Conservation officers remind the public wildlife belongs to all Hoosiers. If you see illegal activity or want to report possible illegal activity, contact TIP at 1-800-TIP-IDNR (800-847-4367) or Doing so will help conserve wildlife for future generations.
Falcon family home renovation
Since 1995, a nest box on top of Market Tower in downtown Indianapolis has assisted peregrine falcon parents in raising 88 chicks over nearly 30 years. It is one of the oldest and most productive nest boxes in the state, but the box was falling apart after decades of wear and tear. The DNR ornithology team recently installed a new nest box for the next generations of downtown Indianapolis falcons.
Due to the height of Market Tower, the nest boxes successfully mimic cliffside habitat which is scarce in Indiana. Staff and public efforts to build nest boxes have helped peregrine falcon population levels increase over time. As of 2013, peregrine falcons were taken off the state endangered list and are now considered species of greatest conservation need.

Keep baby wildlife wild
As spring continues, young wildlife will become more prevalent. It may be tempting to cuddle cute, young wildlife when they are encountered, but it’s important to always assess the situation before intervening. Follow these tips for interacting with young wildlife this spring:

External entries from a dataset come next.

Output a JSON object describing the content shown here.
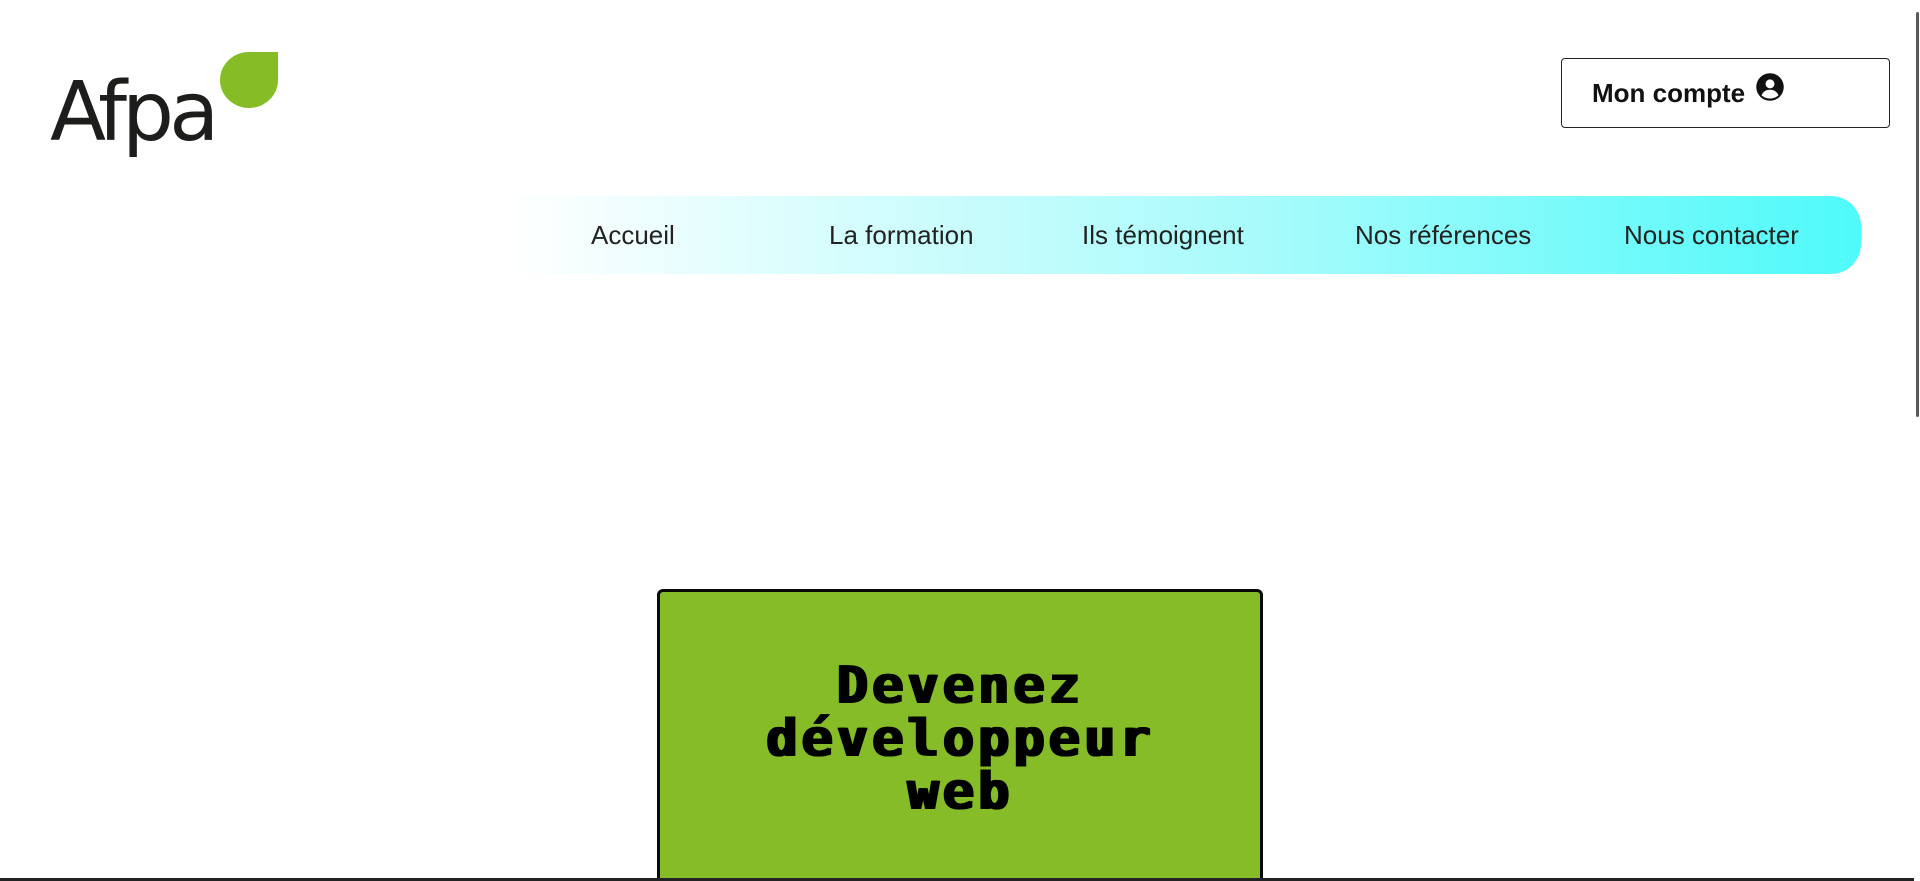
{
  "logo": {
    "text": "Afpa",
    "leaf_color": "#86bc25"
  },
  "account": {
    "label": "Mon compte",
    "icon": "user-circle-icon"
  },
  "nav": {
    "items": [
      {
        "label": "Accueil"
      },
      {
        "label": "La formation"
      },
      {
        "label": "Ils témoignent"
      },
      {
        "label": "Nos références"
      },
      {
        "label": "Nous contacter"
      }
    ],
    "gradient_start": "#ffffff",
    "gradient_end": "#4ffafa"
  },
  "hero": {
    "title_line1": "Devenez",
    "title_line2": "développeur",
    "title_line3": "web",
    "background_color": "#85bc27"
  }
}
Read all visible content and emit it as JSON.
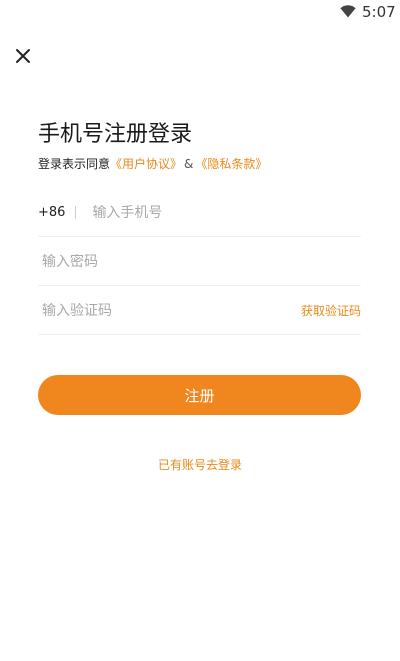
{
  "status_bar": {
    "time": "5:07",
    "wifi_icon": "wifi-icon"
  },
  "header": {
    "close_icon": "close-icon"
  },
  "title": "手机号注册登录",
  "agreement": {
    "prefix": "登录表示同意",
    "user_agreement": "《用户协议》",
    "separator": "&",
    "privacy_policy": "《隐私条款》"
  },
  "phone": {
    "country_code": "+86",
    "placeholder": "输入手机号",
    "value": ""
  },
  "password": {
    "placeholder": "输入密码",
    "value": ""
  },
  "verification": {
    "placeholder": "输入验证码",
    "value": "",
    "get_code_label": "获取验证码"
  },
  "register_label": "注册",
  "login_link": "已有账号去登录",
  "colors": {
    "accent": "#ef861e",
    "link": "#e8891a",
    "placeholder": "#a8a8a8",
    "divider": "#eeeeee"
  }
}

- Young wildlife’s best chance of survival is with their mother, and your support can often unintentionally harm them if it is not needed. If young wildlife have fallen out of a den or nest, you can simply return them to it and then leave the area.
- Human scent will not deter a mother from coming back.
- It is common for a mother to leave her young for long periods of time to forage for herself and her young, so don’t linger near wildlife or their homes too long. Doing so can dissuade a mother from returning or alert predators to the young. Prevent orphan wildlife by scanning your yard before doing yard work and supervising pets when they are outdoors.
- If you’re uncertain whether wildlife needs assistance, reach out to a permitted wildlife rehabilitator before picking up wildlife. If they truly need assistance, they must be turned over to a permitted wildlife rehabilitator within 24 hours.
Readers can contact the author by writing to this publication or e-mail Jack at
Spaulding’s books, “The Best Of Spaulding Outdoors” and “The Coon Hunter And The Kid,” are available from as a paperback or Kindle download.